This set comes with 50 unique building ideas to  construct cars, planes, robots, and more using made-in-the-U.S. pieces and a battery-powered motor to bring creations to life. Building is an essential tool for therapists, caregivers, and parents to use with children on the spectrum. Instead of classic bricks, however, this is another tool and toy to consider in the playroom. What makes it unique, and fun, is what is built can be functionally used with the included motor. Read a story and have a child make a model based on an aspect of the story for attending and recollection skills. As they build their creation, they are working on attending, motor skills, coordination, imagination, and so much more. MSRP: $49.99
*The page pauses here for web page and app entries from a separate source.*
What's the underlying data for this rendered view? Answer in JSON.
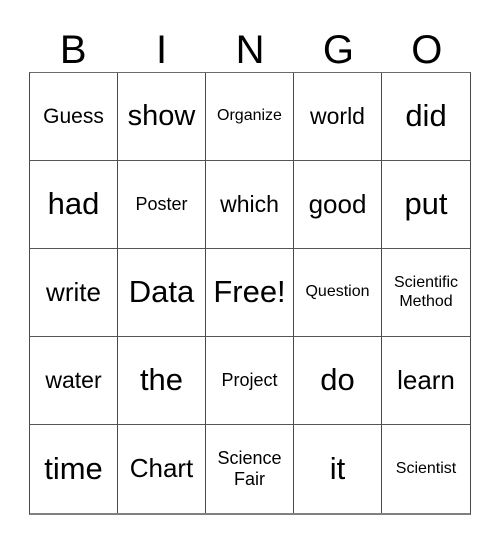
{
  "card": {
    "title_letters": [
      "B",
      "I",
      "N",
      "G",
      "O"
    ],
    "columns": 5,
    "rows": 5,
    "free_space_label": "Free!",
    "border_color": "#4a4a4a",
    "background_color": "#ffffff",
    "text_color": "#000000"
  },
  "grid": {
    "cells": [
      {
        "text": "Guess",
        "size": "fs-sm"
      },
      {
        "text": "show",
        "size": "fs-xl"
      },
      {
        "text": "Organize",
        "size": "fs-xxs"
      },
      {
        "text": "world",
        "size": "fs-md"
      },
      {
        "text": "did",
        "size": "fs-xxl"
      },
      {
        "text": "had",
        "size": "fs-xxl"
      },
      {
        "text": "Poster",
        "size": "fs-xs"
      },
      {
        "text": "which",
        "size": "fs-md"
      },
      {
        "text": "good",
        "size": "fs-lg"
      },
      {
        "text": "put",
        "size": "fs-xxl"
      },
      {
        "text": "write",
        "size": "fs-lg"
      },
      {
        "text": "Data",
        "size": "fs-xxl"
      },
      {
        "text": "Free!",
        "size": "fs-xxl"
      },
      {
        "text": "Question",
        "size": "fs-xxs"
      },
      {
        "text": "Scientific\nMethod",
        "size": "fs-two-s"
      },
      {
        "text": "water",
        "size": "fs-md"
      },
      {
        "text": "the",
        "size": "fs-xxl"
      },
      {
        "text": "Project",
        "size": "fs-xs"
      },
      {
        "text": "do",
        "size": "fs-xxl"
      },
      {
        "text": "learn",
        "size": "fs-lg"
      },
      {
        "text": "time",
        "size": "fs-xxl"
      },
      {
        "text": "Chart",
        "size": "fs-lg"
      },
      {
        "text": "Science\nFair",
        "size": "fs-two"
      },
      {
        "text": "it",
        "size": "fs-xxl"
      },
      {
        "text": "Scientist",
        "size": "fs-xxs"
      }
    ]
  }
}
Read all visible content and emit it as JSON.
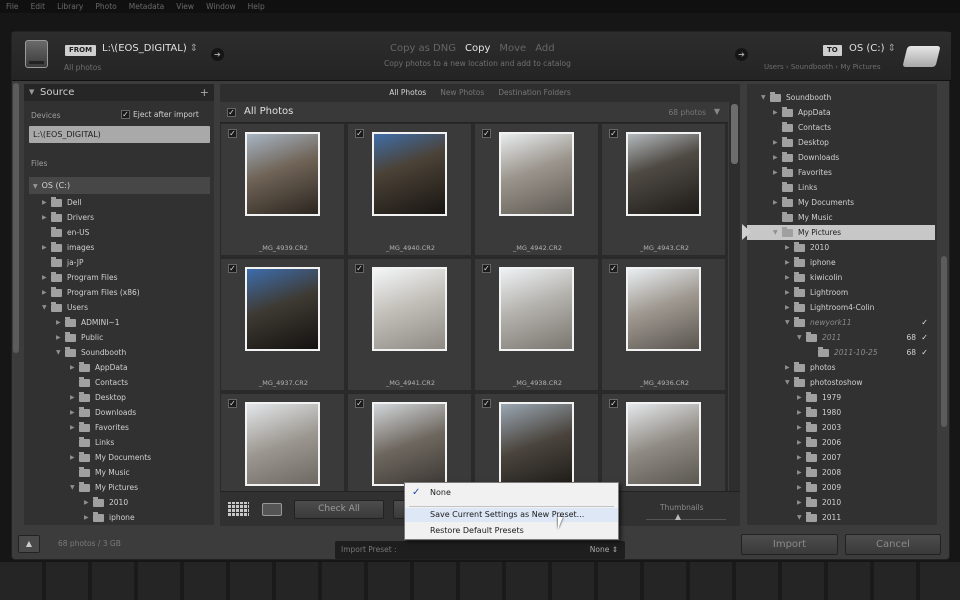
{
  "menubar": [
    "File",
    "Edit",
    "Library",
    "Photo",
    "Metadata",
    "View",
    "Window",
    "Help"
  ],
  "header": {
    "from_tag": "FROM",
    "source_name": "L:\\(EOS_DIGITAL)",
    "source_sub": "All photos",
    "modes": [
      {
        "label": "Copy as DNG",
        "active": false
      },
      {
        "label": "Copy",
        "active": true
      },
      {
        "label": "Move",
        "active": false
      },
      {
        "label": "Add",
        "active": false
      }
    ],
    "mode_desc": "Copy photos to a new location and add to catalog",
    "to_tag": "TO",
    "dest_name": "OS (C:)",
    "dest_sub": "Users › Soundbooth › My Pictures"
  },
  "source_panel": {
    "title": "Source",
    "devices_label": "Devices",
    "eject_label": "Eject after import",
    "device": "L:\\(EOS_DIGITAL)",
    "files_label": "Files",
    "drive": "OS (C:)",
    "tree": [
      {
        "label": "Dell",
        "indent": 0,
        "exp": "▶"
      },
      {
        "label": "Drivers",
        "indent": 0,
        "exp": "▶"
      },
      {
        "label": "en-US",
        "indent": 0,
        "exp": ""
      },
      {
        "label": "images",
        "indent": 0,
        "exp": "▶"
      },
      {
        "label": "ja-JP",
        "indent": 0,
        "exp": ""
      },
      {
        "label": "Program Files",
        "indent": 0,
        "exp": "▶"
      },
      {
        "label": "Program Files (x86)",
        "indent": 0,
        "exp": "▶"
      },
      {
        "label": "Users",
        "indent": 0,
        "exp": "▼"
      },
      {
        "label": "ADMINI~1",
        "indent": 1,
        "exp": "▶"
      },
      {
        "label": "Public",
        "indent": 1,
        "exp": "▶"
      },
      {
        "label": "Soundbooth",
        "indent": 1,
        "exp": "▼"
      },
      {
        "label": "AppData",
        "indent": 2,
        "exp": "▶"
      },
      {
        "label": "Contacts",
        "indent": 2,
        "exp": ""
      },
      {
        "label": "Desktop",
        "indent": 2,
        "exp": "▶"
      },
      {
        "label": "Downloads",
        "indent": 2,
        "exp": "▶"
      },
      {
        "label": "Favorites",
        "indent": 2,
        "exp": "▶"
      },
      {
        "label": "Links",
        "indent": 2,
        "exp": ""
      },
      {
        "label": "My Documents",
        "indent": 2,
        "exp": "▶"
      },
      {
        "label": "My Music",
        "indent": 2,
        "exp": ""
      },
      {
        "label": "My Pictures",
        "indent": 2,
        "exp": "▼"
      },
      {
        "label": "2010",
        "indent": 3,
        "exp": "▶"
      },
      {
        "label": "iphone",
        "indent": 3,
        "exp": "▶"
      }
    ]
  },
  "grid": {
    "tabs": [
      {
        "label": "All Photos",
        "active": true
      },
      {
        "label": "New Photos",
        "active": false
      },
      {
        "label": "Destination Folders",
        "active": false
      }
    ],
    "header_title": "All Photos",
    "count": "68 photos",
    "photos": [
      {
        "name": "_MG_4939.CR2",
        "tone": "t1"
      },
      {
        "name": "_MG_4940.CR2",
        "tone": "t2"
      },
      {
        "name": "_MG_4942.CR2",
        "tone": "t3"
      },
      {
        "name": "_MG_4943.CR2",
        "tone": "t4"
      },
      {
        "name": "_MG_4937.CR2",
        "tone": "t5"
      },
      {
        "name": "_MG_4941.CR2",
        "tone": "t6"
      },
      {
        "name": "_MG_4938.CR2",
        "tone": "t7"
      },
      {
        "name": "_MG_4936.CR2",
        "tone": "t8"
      },
      {
        "name": "",
        "tone": "t9"
      },
      {
        "name": "",
        "tone": "t10"
      },
      {
        "name": "",
        "tone": "t11"
      },
      {
        "name": "",
        "tone": "t12"
      }
    ]
  },
  "toolbar": {
    "check_all": "Check All",
    "thumbnails_label": "Thumbnails"
  },
  "dest_panel": {
    "tree": [
      {
        "label": "Soundbooth",
        "indent": 0,
        "exp": "▼",
        "sel": false,
        "dim": false
      },
      {
        "label": "AppData",
        "indent": 1,
        "exp": "▶",
        "sel": false,
        "dim": false
      },
      {
        "label": "Contacts",
        "indent": 1,
        "exp": "",
        "sel": false,
        "dim": false
      },
      {
        "label": "Desktop",
        "indent": 1,
        "exp": "▶",
        "sel": false,
        "dim": false
      },
      {
        "label": "Downloads",
        "indent": 1,
        "exp": "▶",
        "sel": false,
        "dim": false
      },
      {
        "label": "Favorites",
        "indent": 1,
        "exp": "▶",
        "sel": false,
        "dim": false
      },
      {
        "label": "Links",
        "indent": 1,
        "exp": "",
        "sel": false,
        "dim": false
      },
      {
        "label": "My Documents",
        "indent": 1,
        "exp": "▶",
        "sel": false,
        "dim": false
      },
      {
        "label": "My Music",
        "indent": 1,
        "exp": "",
        "sel": false,
        "dim": false
      },
      {
        "label": "My Pictures",
        "indent": 1,
        "exp": "▼",
        "sel": true,
        "dim": false
      },
      {
        "label": "2010",
        "indent": 2,
        "exp": "▶",
        "sel": false,
        "dim": false
      },
      {
        "label": "iphone",
        "indent": 2,
        "exp": "▶",
        "sel": false,
        "dim": false
      },
      {
        "label": "kiwicolin",
        "indent": 2,
        "exp": "▶",
        "sel": false,
        "dim": false
      },
      {
        "label": "Lightroom",
        "indent": 2,
        "exp": "▶",
        "sel": false,
        "dim": false
      },
      {
        "label": "Lightroom4-Colin",
        "indent": 2,
        "exp": "▶",
        "sel": false,
        "dim": false
      },
      {
        "label": "newyork11",
        "indent": 2,
        "exp": "▼",
        "sel": false,
        "dim": true,
        "check": "✓"
      },
      {
        "label": "2011",
        "indent": 3,
        "exp": "▼",
        "sel": false,
        "dim": true,
        "count": "68",
        "check": "✓"
      },
      {
        "label": "2011-10-25",
        "indent": 4,
        "exp": "",
        "sel": false,
        "dim": true,
        "count": "68",
        "check": "✓"
      },
      {
        "label": "photos",
        "indent": 2,
        "exp": "▶",
        "sel": false,
        "dim": false
      },
      {
        "label": "photostoshow",
        "indent": 2,
        "exp": "▼",
        "sel": false,
        "dim": false
      },
      {
        "label": "1979",
        "indent": 3,
        "exp": "▶",
        "sel": false,
        "dim": false
      },
      {
        "label": "1980",
        "indent": 3,
        "exp": "▶",
        "sel": false,
        "dim": false
      },
      {
        "label": "2003",
        "indent": 3,
        "exp": "▶",
        "sel": false,
        "dim": false
      },
      {
        "label": "2006",
        "indent": 3,
        "exp": "▶",
        "sel": false,
        "dim": false
      },
      {
        "label": "2007",
        "indent": 3,
        "exp": "▶",
        "sel": false,
        "dim": false
      },
      {
        "label": "2008",
        "indent": 3,
        "exp": "▶",
        "sel": false,
        "dim": false
      },
      {
        "label": "2009",
        "indent": 3,
        "exp": "▶",
        "sel": false,
        "dim": false
      },
      {
        "label": "2010",
        "indent": 3,
        "exp": "▶",
        "sel": false,
        "dim": false
      },
      {
        "label": "2011",
        "indent": 3,
        "exp": "▼",
        "sel": false,
        "dim": false
      }
    ]
  },
  "footer": {
    "count": "68 photos / 3 GB",
    "preset_label": "Import Preset :",
    "preset_value": "None ⇕",
    "import": "Import",
    "cancel": "Cancel"
  },
  "preset_menu": {
    "items": [
      "None",
      "Save Current Settings as New Preset...",
      "Restore Default Presets"
    ],
    "checked_index": 0,
    "check_mark": "✓"
  }
}
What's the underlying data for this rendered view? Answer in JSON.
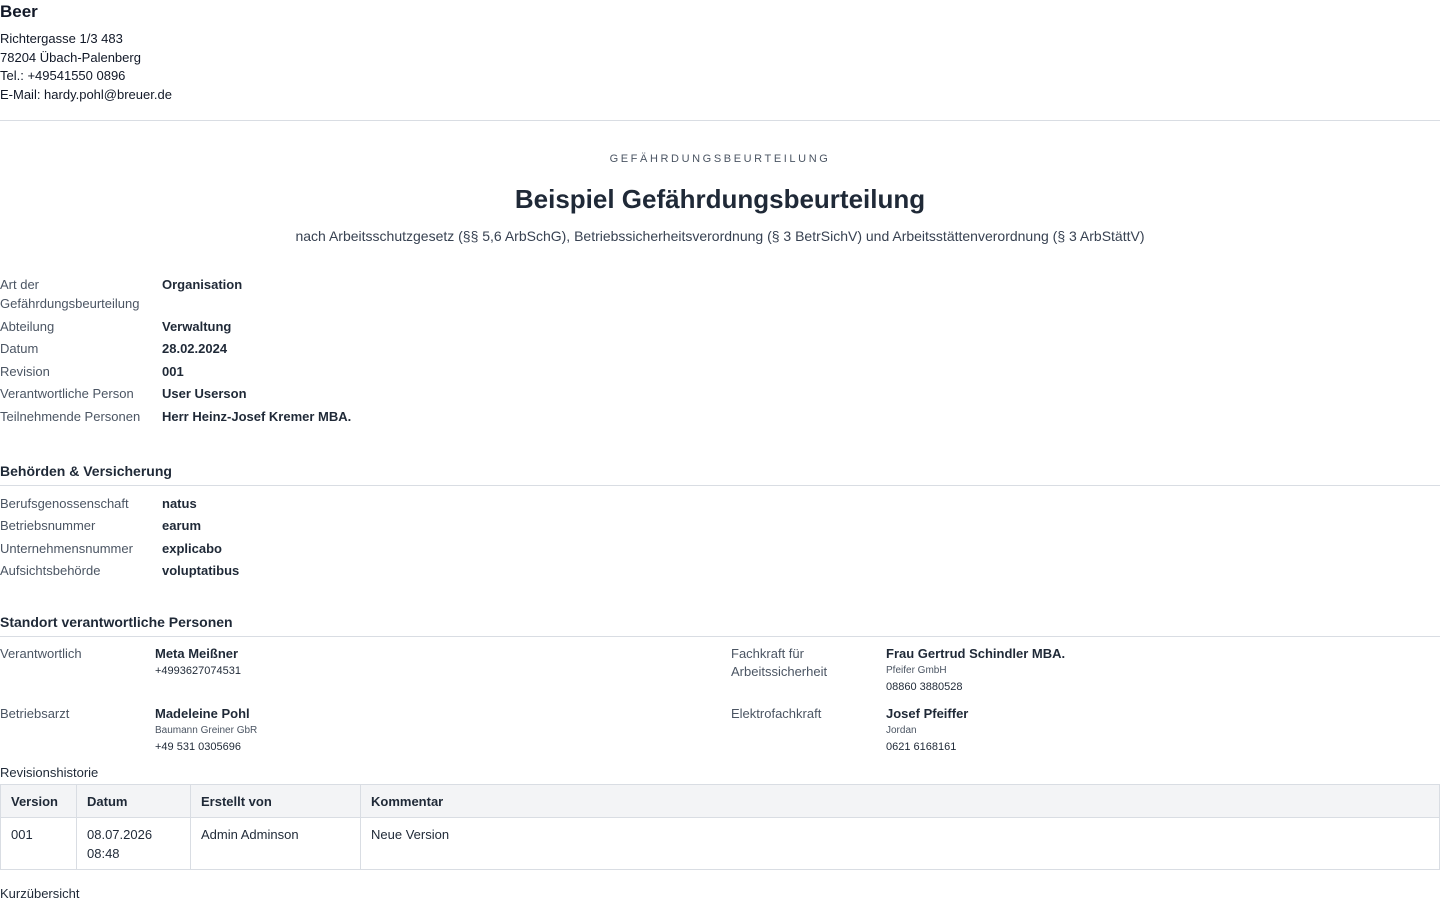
{
  "company": {
    "name": "Beer",
    "street": "Richtergasse 1/3 483",
    "city": "78204 Übach-Palenberg",
    "phone": "Tel.: +49541550 0896",
    "email": "E-Mail: hardy.pohl@breuer.de"
  },
  "header": {
    "eyebrow": "GEFÄHRDUNGSBEURTEILUNG",
    "title": "Beispiel Gefährdungsbeurteilung",
    "subtitle": "nach Arbeitsschutzgesetz (§§ 5,6 ArbSchG), Betriebssicherheitsverordnung (§ 3 BetrSichV) und Arbeitsstättenverordnung (§ 3 ArbStättV)"
  },
  "meta": [
    {
      "label": "Art der Gefährdungsbeurteilung",
      "value": "Organisation"
    },
    {
      "label": "Abteilung",
      "value": "Verwaltung"
    },
    {
      "label": "Datum",
      "value": "28.02.2024"
    },
    {
      "label": "Revision",
      "value": "001"
    },
    {
      "label": "Verantwortliche Person",
      "value": "User Userson"
    },
    {
      "label": "Teilnehmende Personen",
      "value": "Herr Heinz-Josef Kremer MBA."
    }
  ],
  "authorities": {
    "title": "Behörden & Versicherung",
    "rows": [
      {
        "label": "Berufsgenossenschaft",
        "value": "natus"
      },
      {
        "label": "Betriebsnummer",
        "value": "earum"
      },
      {
        "label": "Unternehmensnummer",
        "value": "explicabo"
      },
      {
        "label": "Aufsichtsbehörde",
        "value": "voluptatibus"
      }
    ]
  },
  "persons": {
    "title": "Standort verantwortliche Personen",
    "items": [
      {
        "role": "Verantwortlich",
        "name": "Meta Meißner",
        "company": "",
        "phone": "+4993627074531"
      },
      {
        "role": "Fachkraft für Arbeitssicherheit",
        "name": "Frau Gertrud Schindler MBA.",
        "company": "Pfeifer GmbH",
        "phone": "08860 3880528"
      },
      {
        "role": "Betriebsarzt",
        "name": "Madeleine Pohl",
        "company": "Baumann Greiner GbR",
        "phone": "+49 531 0305696"
      },
      {
        "role": "Elektrofachkraft",
        "name": "Josef Pfeiffer",
        "company": "Jordan",
        "phone": "0621 6168161"
      }
    ]
  },
  "revisions": {
    "caption": "Revisionshistorie",
    "headers": [
      "Version",
      "Datum",
      "Erstellt von",
      "Kommentar"
    ],
    "rows": [
      {
        "version": "001",
        "date": "08.07.2026",
        "time": "08:48",
        "author": "Admin Adminson",
        "comment": "Neue Version"
      }
    ]
  },
  "summary": {
    "caption": "Kurzübersicht"
  }
}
Soundmoovz (Cra-Z-Art)

Kids choose from more than 400 sounds, strap them to wrists or ankles, and move to make music using bluetooth and an app. Multiple play modes include instrumental, robot, karate, and more. These are great for occupational and physical therapy. As they do their work and exercises, they can have this added fun element. It is also as a way to get the ‘sillies’ out before doing direct table top therapy practices or as a break/reward opportunity to earn. MSRP: $69.99

Dance Code Featuring Disney Princess Belle (Hasbro)

This toy is an entry into coding, but it is a product about dance, rather than robots or gaming. Plus, Dance Code Belle features a familiar Disney princess. These two facts make this coding toy more relatable for kids who may have been hesitant or intimidated by coding. However, don’t let the word ‘coding’ make you feel that this toy may be too complex. Coding is, in essence, an executive functioning skill. For many kids on the spectrum, working on processing through steps, and seeing the cause and effect, is an important skill to work on. However, while they may be “working” on such skill, they are having fun watching Belle dance. MSRP: $79.99

Luvabella and Luvabeau (Spin Master)

These boy/girl babies affectionately respond to love just like real babies with authentic movements and emotions. The benefits are learning social cues on the most basic level—learning to respond to the baby, have compassion for its needs, and react to the demands of the doll. With realistic sounds and features, it is one doll on the market that can more effectively simulate real life scenarios. Also, it’s a good tool to have for a older child who may soon become a big brother or sister. It may help them prepare for the sounds and changes ahead in the family structure. MSRP: $99.99

Nintendo Switch (Nintendo)

A neuropsychiatrist once told me that video games can be good for kids on the spectrum because it helps them learn logic, strategy, and organization, as well as work on motor skills and managing frustrations. The key is finding the right platform and the right games. Nintendo Switch is a good size—not too big and not too small—and does not require an internet connection. The games are high tech, as compared to many iOS/Android apps, but has the portability that smart devices offer. There are a variety of Nintendo Switch games on the market now, so it is possible to find one suitable for your child, too. A gaming system can be good therapy and can be a good way to incentivize. Use in conjunction with Kudo Banz as a way to earn gaming time. MSRP: $299.99

A final point I want to make is that while these eight toy picks are great for kids on the autism spectrum, these are a great toy additions for the whole family. So, other children can play with the toys, and with their sibling, too. Play should be fun—and this will make the holiday season, and beyond, fun for all!